Room at the inn
DENTON — It was mid-December 2009 and North Texas was experiencing a spate of cold nights. Warm and safe inside her Denton home, Betty Kay couldn’t sleep.
The director at a local soup kitchen kept thinking about the men and women huddled under bridge overpasses and makeshift cardboard homes as they tried to brave the elements.
“I knew a lot of them by name and would say, ‘I’m going to find a place where you can go. I promise,’” Kay remembered. “But it took a long time. I didn’t know where to start.”
With snow and ice forecasted, Kay and fellow Immaculate Conception parishioner Sara Carey asked Monsignor Charles King if he would open the doors of their church to the homeless.
“He said it was the right thing to do,” the advocate recalled. “We opened the next night and we’ve been opened ever since in various locations.”
The dozen or so transients who arrived at Immaculate Conception Church to escape freezing temperatures that evening slept on pews as Kay and others supervised. Parishioners embraced the quickly-organized outreach program that was later named in memory of Msgr. King, who passed away in 2011.
“We always say he’s watching over us,” suggested Kay, executive director of the Msgr. Charles King Outreach Center. “I think he’d love what the center has become.”
Eventually, the Msgr. King Outreach Center — now an ecumenical, nonprofit charity — found a permanent home two years ago in Denton’s former animal shelter leased from the city for $1 a year. Remodeled and equipped with bunk beds, a family room, showers, and bathrooms, the building can sleep 91 people. It’s open on Monday, Tuesday, and Wednesday nights or when the temperatures dip below 32 degrees or above 100 degrees.
“We’ve had children as young as two days old and senior citizens as old as 82,” Kay explained. “We also take their pets.” Outdoor kennels, salvaged from the building’s original purpose, offer that convenience.
The executive director tries to make a personal connection with many of the people who walk through the door. A Denton college student, who stayed at the shelter every time it was open, is a vivid memory.
“He’d come in, take a shower, and go to school. I don’t think the university knew he was homeless,” Kay assumed. “After graduation, he moved to New York City and got a job paying $100,000. I heard from him for a while. People I met at the shelter are always calling from different states to tell me what’s going on in their lives.”
Debbie Millican oversees the 40 active volunteers who help in the kitchen and sleeping areas.
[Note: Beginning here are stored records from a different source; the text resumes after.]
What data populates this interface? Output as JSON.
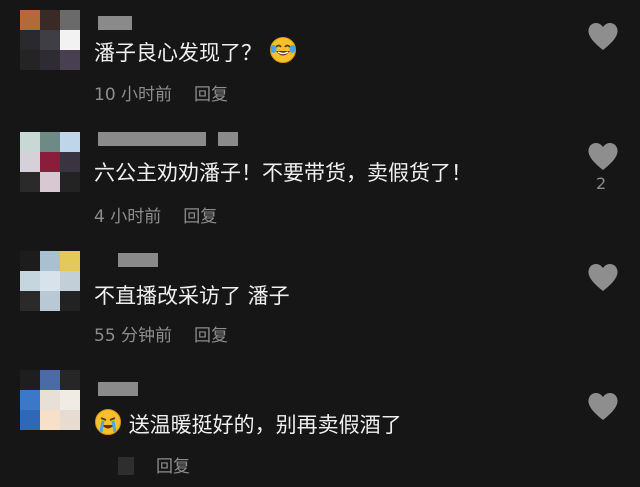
{
  "comments": [
    {
      "text": "潘子良心发现了？",
      "time": "10 小时前",
      "reply_label": "回复",
      "emoji": "laughing-crying-emoji",
      "emoji_position": "end",
      "likes": ""
    },
    {
      "text": "六公主劝劝潘子！不要带货，卖假货了！",
      "time": "4 小时前",
      "reply_label": "回复",
      "likes": "2"
    },
    {
      "text": "不直播改采访了 潘子",
      "time": "55 分钟前",
      "reply_label": "回复",
      "likes": ""
    },
    {
      "text": "送温暖挺好的，别再卖假酒了",
      "time": "",
      "reply_label": "回复",
      "emoji": "crying-emoji",
      "emoji_position": "start",
      "likes": ""
    }
  ],
  "colors": {
    "background": "#161616",
    "text": "#efefef",
    "meta": "#8d8d8d",
    "heart": "#8e8e8e"
  },
  "icons": [
    "heart-icon"
  ]
}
A tasty evening meal, provided by Our Daily Bread soup kitchen, is served Tuesdays and Wednesdays.
Used to people and their problems, the former city administrator believes homelessness is a reality most people choose to ignore. “No matter how much you don’t like them or don’t want to see them, they exist,” she pointed out. “And there aren’t many of us on this planet who aren’t one paycheck away from the same situation.”
The plight of older women, who walk the streets aimlessly during the day and are targets for crime, really tug at her heart.
“They bother me the most because I’m older,” said the 66-year-old. “I got up one morning and found a lady sitting in her chair sobbing. She had dementia and didn’t know where she was or what she was going to do. And there was nothing we could do to help her.”
Some shelter occupants made one mistake in life and ended up losing their livelihood, families, and homes.
“So they end up on the streets,” Millican added. “When you get to know them, they’re good people.”
The shelter opens its doors at 6:30 p.m. and many of the exhausted homeless are in bed by 8 p.m. When the alarm goes off at 7:30 the next morning, volunteer Richard Wright prepares them a light breakfast. Healthier men and women are assigned chores to ensure the floors are swept, bathrooms cleaned, and the trash is taken out.
“There’s a certain magnetism to this work,” admitted Wright who began helping at the center last August as part of his training to become a permanent deacon for the diocese. “These people are kind and extremely grateful. They just had an unfortunate turn in life or have some health issues.”
The dedication of fellow volunteers is also impressive. When meteorologists predicted freezing temperatures on a night when the center was not open, Wright was surprised how many individuals flocked to the shelter with food, “and then worked through the night on short notice. Msgr. King must have been an extremely charitable person and people want to continue that legacy in his honor.”
The late pastor’s concern for the poor and impoverished in Denton County still inspires. Millican never met Msgr. King.
“But I wish I had. Everyone talks about him with such warmth,” the volunteer coordinator observed. “When you say his name, their faces light up. I think he would be extremely happy about the good work this place does.”
More information about the Msgr. King Outreach Center, including information on volunteering, can be found at www.ourdailybreaddenton.org or by calling 940-206-8683.